**Activity:** The required result is a copy of each line below in which "interface" appears.

**Information provided:**
- - - - - - -

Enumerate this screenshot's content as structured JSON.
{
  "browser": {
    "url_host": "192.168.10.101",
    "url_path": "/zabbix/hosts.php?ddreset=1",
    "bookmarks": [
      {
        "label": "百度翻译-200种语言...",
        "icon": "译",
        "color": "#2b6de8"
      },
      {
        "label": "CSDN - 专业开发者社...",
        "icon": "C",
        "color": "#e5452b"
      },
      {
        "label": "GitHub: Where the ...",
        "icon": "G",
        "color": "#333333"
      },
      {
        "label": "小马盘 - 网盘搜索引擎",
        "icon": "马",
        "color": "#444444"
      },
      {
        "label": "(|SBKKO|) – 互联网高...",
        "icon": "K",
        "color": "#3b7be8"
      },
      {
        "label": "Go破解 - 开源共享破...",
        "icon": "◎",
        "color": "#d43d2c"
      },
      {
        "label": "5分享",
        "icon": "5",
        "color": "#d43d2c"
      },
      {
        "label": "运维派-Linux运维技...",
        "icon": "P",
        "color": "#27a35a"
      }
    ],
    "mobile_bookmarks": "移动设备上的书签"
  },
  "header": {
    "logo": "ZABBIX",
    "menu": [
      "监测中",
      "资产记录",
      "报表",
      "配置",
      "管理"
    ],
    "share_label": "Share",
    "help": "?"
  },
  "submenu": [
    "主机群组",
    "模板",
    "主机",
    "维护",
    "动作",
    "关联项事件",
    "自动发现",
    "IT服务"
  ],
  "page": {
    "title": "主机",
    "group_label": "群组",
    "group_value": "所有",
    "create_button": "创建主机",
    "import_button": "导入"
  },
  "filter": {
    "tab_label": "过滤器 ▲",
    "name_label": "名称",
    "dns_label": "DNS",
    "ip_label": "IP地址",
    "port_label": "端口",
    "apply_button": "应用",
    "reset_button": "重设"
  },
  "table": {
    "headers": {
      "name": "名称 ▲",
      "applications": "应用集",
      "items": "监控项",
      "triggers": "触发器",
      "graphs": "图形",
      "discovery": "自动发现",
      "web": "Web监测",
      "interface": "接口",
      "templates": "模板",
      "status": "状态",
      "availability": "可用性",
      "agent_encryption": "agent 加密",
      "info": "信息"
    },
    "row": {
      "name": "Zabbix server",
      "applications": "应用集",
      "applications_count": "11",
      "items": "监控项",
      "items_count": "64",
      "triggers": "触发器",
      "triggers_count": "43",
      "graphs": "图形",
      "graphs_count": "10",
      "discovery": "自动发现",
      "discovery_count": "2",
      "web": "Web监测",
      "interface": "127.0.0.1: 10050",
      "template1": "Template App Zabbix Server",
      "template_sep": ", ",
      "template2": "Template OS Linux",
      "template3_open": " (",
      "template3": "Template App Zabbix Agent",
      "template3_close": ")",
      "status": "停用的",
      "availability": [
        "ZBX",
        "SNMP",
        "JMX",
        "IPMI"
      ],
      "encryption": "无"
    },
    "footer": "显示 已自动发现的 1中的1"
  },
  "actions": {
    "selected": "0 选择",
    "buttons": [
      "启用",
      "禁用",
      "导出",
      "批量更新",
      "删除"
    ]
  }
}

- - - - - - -

**Response to the task:**
      "interface": "接口",
      "interface": "127.0.0.1: 10050",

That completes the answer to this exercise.